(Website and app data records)
---------------
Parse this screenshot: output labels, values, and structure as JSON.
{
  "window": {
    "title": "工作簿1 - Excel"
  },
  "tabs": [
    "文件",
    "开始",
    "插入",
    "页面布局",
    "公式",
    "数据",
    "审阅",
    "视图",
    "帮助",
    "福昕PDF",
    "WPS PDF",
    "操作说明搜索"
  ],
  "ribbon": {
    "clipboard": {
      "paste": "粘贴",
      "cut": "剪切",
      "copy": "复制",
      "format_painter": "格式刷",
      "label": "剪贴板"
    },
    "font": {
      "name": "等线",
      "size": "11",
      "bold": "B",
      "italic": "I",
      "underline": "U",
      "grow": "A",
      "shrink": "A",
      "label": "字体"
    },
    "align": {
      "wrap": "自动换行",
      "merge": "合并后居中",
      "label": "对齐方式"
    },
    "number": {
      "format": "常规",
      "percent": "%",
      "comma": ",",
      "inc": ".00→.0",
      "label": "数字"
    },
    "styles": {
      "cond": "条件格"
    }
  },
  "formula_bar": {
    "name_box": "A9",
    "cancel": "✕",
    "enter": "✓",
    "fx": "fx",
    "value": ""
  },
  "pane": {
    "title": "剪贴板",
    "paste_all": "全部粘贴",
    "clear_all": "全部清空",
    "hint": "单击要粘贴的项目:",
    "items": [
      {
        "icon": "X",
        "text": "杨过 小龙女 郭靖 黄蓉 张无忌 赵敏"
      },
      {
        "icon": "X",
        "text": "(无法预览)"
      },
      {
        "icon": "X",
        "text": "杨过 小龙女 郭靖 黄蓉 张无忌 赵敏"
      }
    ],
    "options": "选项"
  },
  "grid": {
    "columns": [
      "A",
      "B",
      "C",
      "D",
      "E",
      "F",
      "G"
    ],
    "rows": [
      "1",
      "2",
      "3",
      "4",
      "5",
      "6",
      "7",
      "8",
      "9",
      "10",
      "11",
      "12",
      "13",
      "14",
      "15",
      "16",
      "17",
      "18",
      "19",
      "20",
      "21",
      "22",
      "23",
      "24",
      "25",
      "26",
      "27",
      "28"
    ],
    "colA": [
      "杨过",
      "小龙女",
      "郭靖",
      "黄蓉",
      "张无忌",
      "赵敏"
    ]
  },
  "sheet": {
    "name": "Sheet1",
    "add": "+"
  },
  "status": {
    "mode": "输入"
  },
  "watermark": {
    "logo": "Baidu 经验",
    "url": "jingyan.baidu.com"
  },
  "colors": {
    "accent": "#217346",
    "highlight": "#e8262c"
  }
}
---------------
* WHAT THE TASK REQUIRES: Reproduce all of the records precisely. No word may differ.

* SOLUTION TO THIS PROBLEM:
Parse this screenshot: output labels, values, and structure as JSON.
{
  "window": {
    "title": "工作簿1 - Excel"
  },
  "tabs": [
    "文件",
    "开始",
    "插入",
    "页面布局",
    "公式",
    "数据",
    "审阅",
    "视图",
    "帮助",
    "福昕PDF",
    "WPS PDF",
    "操作说明搜索"
  ],
  "ribbon": {
    "clipboard": {
      "paste": "粘贴",
      "cut": "剪切",
      "copy": "复制",
      "format_painter": "格式刷",
      "label": "剪贴板"
    },
    "font": {
      "name": "等线",
      "size": "11",
      "bold": "B",
      "italic": "I",
      "underline": "U",
      "grow": "A",
      "shrink": "A",
      "label": "字体"
    },
    "align": {
      "wrap": "自动换行",
      "merge": "合并后居中",
      "label": "对齐方式"
    },
    "number": {
      "format": "常规",
      "percent": "%",
      "comma": ",",
      "inc": ".00→.0",
      "label": "数字"
    },
    "styles": {
      "cond": "条件格"
    }
  },
  "formula_bar": {
    "name_box": "A9",
    "cancel": "✕",
    "enter": "✓",
    "fx": "fx",
    "value": ""
  },
  "pane": {
    "title": "剪贴板",
    "paste_all": "全部粘贴",
    "clear_all": "全部清空",
    "hint": "单击要粘贴的项目:",
    "items": [
      {
        "icon": "X",
        "text": "杨过 小龙女 郭靖 黄蓉 张无忌 赵敏"
      },
      {
        "icon": "X",
        "text": "(无法预览)"
      },
      {
        "icon": "X",
        "text": "杨过 小龙女 郭靖 黄蓉 张无忌 赵敏"
      }
    ],
    "options": "选项"
  },
  "grid": {
    "columns": [
      "A",
      "B",
      "C",
      "D",
      "E",
      "F",
      "G"
    ],
    "rows": [
      "1",
      "2",
      "3",
      "4",
      "5",
      "6",
      "7",
      "8",
      "9",
      "10",
      "11",
      "12",
      "13",
      "14",
      "15",
      "16",
      "17",
      "18",
      "19",
      "20",
      "21",
      "22",
      "23",
      "24",
      "25",
      "26",
      "27",
      "28"
    ],
    "colA": [
      "杨过",
      "小龙女",
      "郭靖",
      "黄蓉",
      "张无忌",
      "赵敏"
    ]
  },
  "sheet": {
    "name": "Sheet1",
    "add": "+"
  },
  "status": {
    "mode": "输入"
  },
  "watermark": {
    "logo": "Baidu 经验",
    "url": "jingyan.baidu.com"
  },
  "colors": {
    "accent": "#217346",
    "highlight": "#e8262c"
  }
}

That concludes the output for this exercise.